Any molecular genetics textbook will tell you that DNA methylation (the addition of a methyl group or molecule) is an epigenetic switch that turns off genes. Studies by researchers at the USDA/ARS Children’s Nutrition Research Center at Baylor College of Medicine and Texas Children’s Hospital show, however, that after human embryonic stem cells start to differentiate into different cell types and tissues, certain genome regions called CpG islands become methylated, turning on important genes involved in development.

"The methylation does not occur at the promoter region (the beginning of the gene), but at the other end called the 3’ (3 prime) region," said Dr. Lanlan Shen, associate professor of pediatrics - nutrition at BCM and corresponding author of the report in the journal Molecular and Cellular Biology.

"This study is the first to document a specific mechanism for how DNA methylation at 3’ CpG islands activates expression of associated genes," said Shen.
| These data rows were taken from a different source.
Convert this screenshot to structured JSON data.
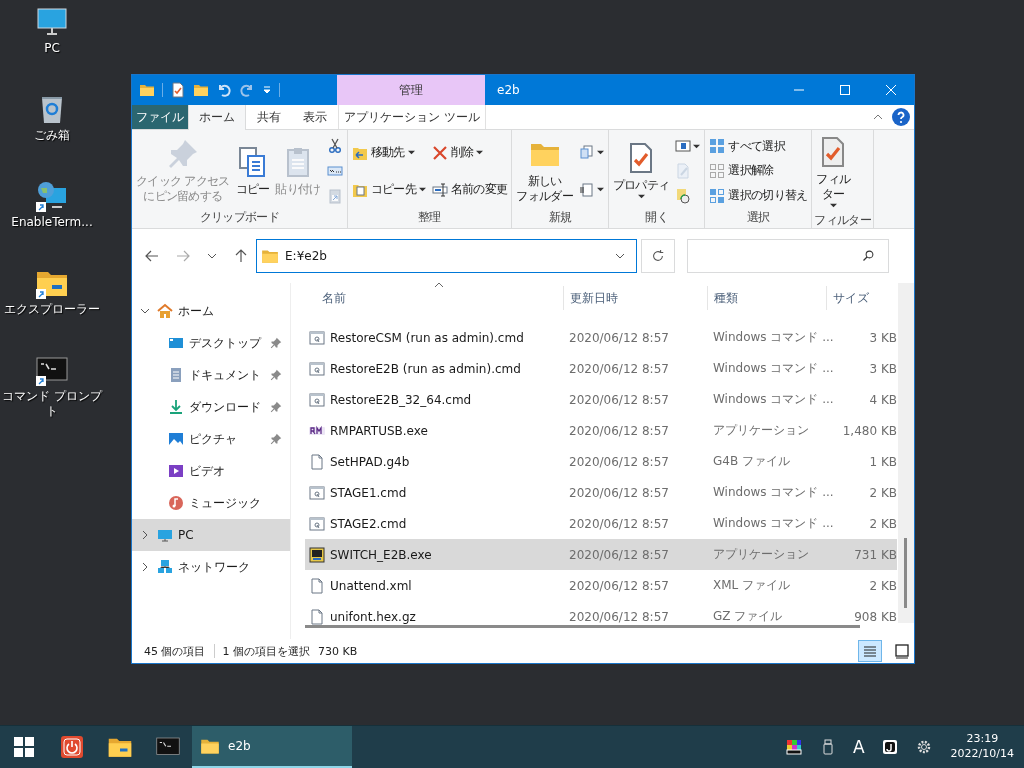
{
  "desktop_icons": [
    {
      "label": "PC",
      "shortcut": false
    },
    {
      "label": "ごみ箱",
      "shortcut": false
    },
    {
      "label": "EnableTerm...",
      "shortcut": true
    },
    {
      "label": "エクスプローラー",
      "shortcut": true
    },
    {
      "label": "コマンド プロンプト",
      "shortcut": true
    }
  ],
  "window": {
    "title": "e2b",
    "context_group": "管理",
    "tabs": [
      {
        "label": "ファイル",
        "kind": "file",
        "selected": false
      },
      {
        "label": "ホーム",
        "kind": "tab",
        "selected": true
      },
      {
        "label": "共有",
        "kind": "tab",
        "selected": false
      },
      {
        "label": "表示",
        "kind": "tab",
        "selected": false
      },
      {
        "label": "アプリケーション ツール",
        "kind": "context",
        "selected": false
      }
    ],
    "ribbon": [
      {
        "label": "クリップボード",
        "columns": [
          [
            {
              "kind": "large",
              "lines": [
                "クイック アクセス",
                "にピン留めする"
              ],
              "disabled": true,
              "dropdown": false
            }
          ],
          [
            {
              "kind": "large",
              "lines": [
                "コピー"
              ],
              "disabled": false,
              "dropdown": false
            }
          ],
          [
            {
              "kind": "large",
              "lines": [
                "貼り付け"
              ],
              "disabled": true,
              "dropdown": false
            }
          ],
          [
            {
              "kind": "mini",
              "disabled": false,
              "dropdown": false
            },
            {
              "kind": "mini",
              "disabled": false,
              "dropdown": false
            },
            {
              "kind": "mini",
              "disabled": true,
              "dropdown": false
            }
          ]
        ]
      },
      {
        "label": "整理",
        "columns": [
          [
            {
              "kind": "small",
              "label": "移動先",
              "disabled": false,
              "dropdown": true
            },
            {
              "kind": "small",
              "label": "コピー先",
              "disabled": false,
              "dropdown": true
            }
          ],
          [
            {
              "kind": "small",
              "label": "削除",
              "disabled": false,
              "dropdown": true
            },
            {
              "kind": "small",
              "label": "名前の変更",
              "disabled": false,
              "dropdown": false
            }
          ]
        ]
      },
      {
        "label": "新規",
        "columns": [
          [
            {
              "kind": "large",
              "lines": [
                "新しい",
                "フォルダー"
              ],
              "disabled": false,
              "dropdown": false
            }
          ],
          [
            {
              "kind": "mini",
              "disabled": false,
              "dropdown": true
            },
            {
              "kind": "mini",
              "disabled": false,
              "dropdown": true
            }
          ]
        ]
      },
      {
        "label": "開く",
        "columns": [
          [
            {
              "kind": "large",
              "lines": [
                "プロパティ"
              ],
              "disabled": false,
              "dropdown": true
            }
          ],
          [
            {
              "kind": "mini",
              "disabled": false,
              "dropdown": true
            },
            {
              "kind": "mini",
              "disabled": true,
              "dropdown": false
            },
            {
              "kind": "mini",
              "disabled": false,
              "dropdown": false
            }
          ]
        ]
      },
      {
        "label": "選択",
        "columns": [
          [
            {
              "kind": "small",
              "label": "すべて選択",
              "disabled": false,
              "dropdown": false
            },
            {
              "kind": "small",
              "label": "選択解除",
              "disabled": false,
              "dropdown": false
            },
            {
              "kind": "small",
              "label": "選択の切り替え",
              "disabled": false,
              "dropdown": false
            }
          ]
        ]
      },
      {
        "label": "フィルター",
        "columns": [
          [
            {
              "kind": "large",
              "lines": [
                "フィル",
                "ター"
              ],
              "disabled": false,
              "dropdown": true
            }
          ]
        ]
      }
    ],
    "address": "E:¥e2b",
    "nav": [
      {
        "label": "ホーム",
        "expanded": true,
        "selected": false,
        "children": [
          {
            "label": "デスクトップ",
            "pinned": true,
            "selected": false
          },
          {
            "label": "ドキュメント",
            "pinned": true,
            "selected": false
          },
          {
            "label": "ダウンロード",
            "pinned": true,
            "selected": false
          },
          {
            "label": "ピクチャ",
            "pinned": true,
            "selected": false
          },
          {
            "label": "ビデオ",
            "pinned": false,
            "selected": false
          },
          {
            "label": "ミュージック",
            "pinned": false,
            "selected": false
          }
        ]
      },
      {
        "label": "PC",
        "expanded": false,
        "selected": true
      },
      {
        "label": "ネットワーク",
        "expanded": false,
        "selected": false
      }
    ],
    "columns": [
      {
        "label": "名前",
        "sorted": true
      },
      {
        "label": "更新日時",
        "sorted": false
      },
      {
        "label": "種類",
        "sorted": false
      },
      {
        "label": "サイズ",
        "sorted": false
      }
    ],
    "rows": [
      {
        "kind": "script",
        "name": "RestoreCSM (run as admin).cmd",
        "date": "2020/06/12 8:57",
        "type": "Windows コマンド ...",
        "size": "3 KB",
        "selected": false
      },
      {
        "kind": "script",
        "name": "RestoreE2B (run as admin).cmd",
        "date": "2020/06/12 8:57",
        "type": "Windows コマンド ...",
        "size": "3 KB",
        "selected": false
      },
      {
        "kind": "script",
        "name": "RestoreE2B_32_64.cmd",
        "date": "2020/06/12 8:57",
        "type": "Windows コマンド ...",
        "size": "4 KB",
        "selected": false
      },
      {
        "kind": "rmapp",
        "name": "RMPARTUSB.exe",
        "date": "2020/06/12 8:57",
        "type": "アプリケーション",
        "size": "1,480 KB",
        "selected": false
      },
      {
        "kind": "document",
        "name": "SetHPAD.g4b",
        "date": "2020/06/12 8:57",
        "type": "G4B ファイル",
        "size": "1 KB",
        "selected": false
      },
      {
        "kind": "script",
        "name": "STAGE1.cmd",
        "date": "2020/06/12 8:57",
        "type": "Windows コマンド ...",
        "size": "2 KB",
        "selected": false
      },
      {
        "kind": "script",
        "name": "STAGE2.cmd",
        "date": "2020/06/12 8:57",
        "type": "Windows コマンド ...",
        "size": "2 KB",
        "selected": false
      },
      {
        "kind": "app",
        "name": "SWITCH_E2B.exe",
        "date": "2020/06/12 8:57",
        "type": "アプリケーション",
        "size": "731 KB",
        "selected": true
      },
      {
        "kind": "document",
        "name": "Unattend.xml",
        "date": "2020/06/12 8:57",
        "type": "XML ファイル",
        "size": "2 KB",
        "selected": false
      },
      {
        "kind": "document",
        "name": "unifont.hex.gz",
        "date": "2020/06/12 8:57",
        "type": "GZ ファイル",
        "size": "908 KB",
        "selected": false
      }
    ],
    "status": {
      "item_count": "45 個の項目",
      "selection": "1 個の項目を選択",
      "selection_size": "730 KB"
    },
    "view_buttons": [
      {
        "selected": true
      },
      {
        "selected": false
      }
    ]
  },
  "taskbar": {
    "window_button": {
      "label": "e2b",
      "active": true
    },
    "input_indicator": "A",
    "time": "23:19",
    "date": "2022/10/14"
  }
}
Not only that, but using a computer algorithm to analyze large sets of DNA methylation data, she and her colleagues showed that as stem cells differentiate and become more specialized tissues and cells, these 3’ CpG islands become more and more methylated.

This methylation regulates the activation of gene transcription (the first step in translating DNA into a blueprint that eventually becomes a protein) via a mechanism that depends on the blocking of a gene enhancer by a protein called CTCF.

"The bottom line of the report is that CTCF-mediated enhancer blocking activity appears to be used by our cells as a general mechanism for regulation of gene expression during differentiation," said Dr. Robert Waterland, associate professor of pediatrics - nutrition at BCM and a member of the faculty of the Children’s Nutrition Research Center, as is Shen.

The finding is particularly important for shedding light on the complex roles of DNA methylation during mammalian development, and should lead to refinement of the ‘textbook’ view of this epigenetic modification.

Others who took part in this work include Da-Hai Yu, Miao-Hsueh Chen, Govindarajan Kunde-Ramamoorthy, Lagina M. Nosavanh and Manasi Gadkari, all of BCM, Carol Ware of the University of Washington in Seattle and Jiexin Zhang of The University of Texas MD Anderson Cancer Center.

Funding for this work came from the Sidney Kimmel Foundation, the U.S. Department of Agriculture (CRIS 624 6250-5100-050) the National Institute of General Medical Services (P01GM081619-01), the National Institute of Diabetes and Digestive and Kidney Diseases (1R01DK081557) and private funding from the Institute for Stem Cell and Regenerative Medicine.

For more information on basic science research at Baylor College of Medicine, please go to www.bcm.edu/fromthelab.